** Brief **
Find every line in the records below that holds the word "Customer", and copy it out.

=====

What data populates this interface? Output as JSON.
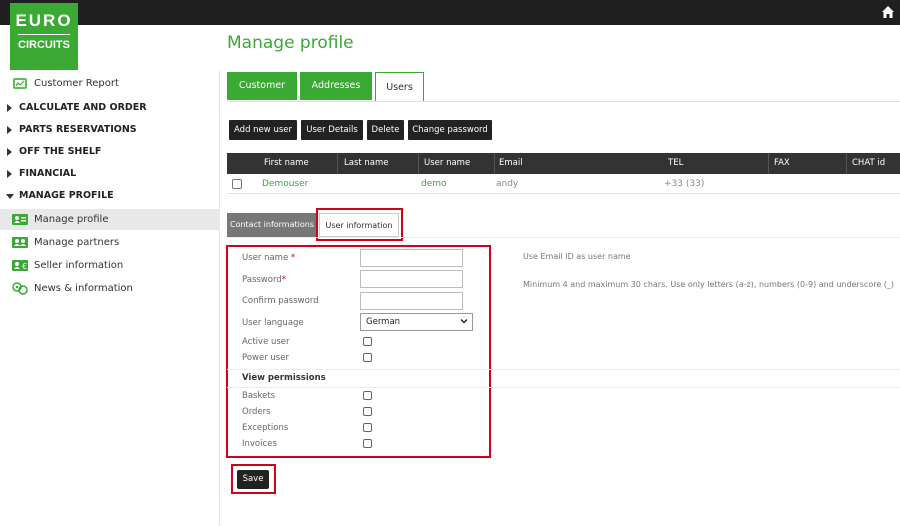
{
  "logo": {
    "line1": "EURO",
    "line2": "CIRCUITS"
  },
  "sidebar": {
    "customer_report": "Customer Report",
    "categories": [
      "CALCULATE AND ORDER",
      "PARTS RESERVATIONS",
      "OFF THE SHELF",
      "FINANCIAL",
      "MANAGE PROFILE"
    ],
    "items": [
      "Manage profile",
      "Manage partners",
      "Seller information",
      "News & information"
    ]
  },
  "page": {
    "title": "Manage profile",
    "tabs": [
      "Customer",
      "Addresses",
      "Users"
    ],
    "buttons": [
      "Add new user",
      "User Details",
      "Delete",
      "Change password"
    ]
  },
  "table": {
    "columns": [
      "First name",
      "Last name",
      "User name",
      "Email",
      "TEL",
      "FAX",
      "CHAT id"
    ],
    "row": {
      "first_name": "Demouser",
      "last_name": "",
      "user_name": "demo",
      "email": "andy",
      "tel": "+33 (33)",
      "fax": "",
      "chat": ""
    }
  },
  "subtabs": [
    "Contact informations",
    "User information"
  ],
  "form": {
    "user_name": "User name",
    "password": "Password",
    "required_mark": "*",
    "confirm_password": "Confirm password",
    "user_language": "User language",
    "language_value": "German",
    "active_user": "Active user",
    "power_user": "Power user",
    "view_permissions": "View permissions",
    "baskets": "Baskets",
    "orders": "Orders",
    "exceptions": "Exceptions",
    "invoices": "Invoices"
  },
  "hints": {
    "user_name": "Use Email ID as user name",
    "password": "Minimum 4 and maximum 30 chars. Use only letters (a-z), numbers (0-9) and underscore (_)"
  },
  "save_label": "Save",
  "colors": {
    "brand_green": "#3aaa35",
    "highlight_red": "#d0021b",
    "dark": "#222222"
  },
  "icons": [
    "home-icon",
    "report-icon",
    "profile-icon",
    "partners-icon",
    "seller-icon",
    "news-icon",
    "chevron-down-icon"
  ]
}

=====

** Result **
    "customer_report": "Customer Report",
      "Customer",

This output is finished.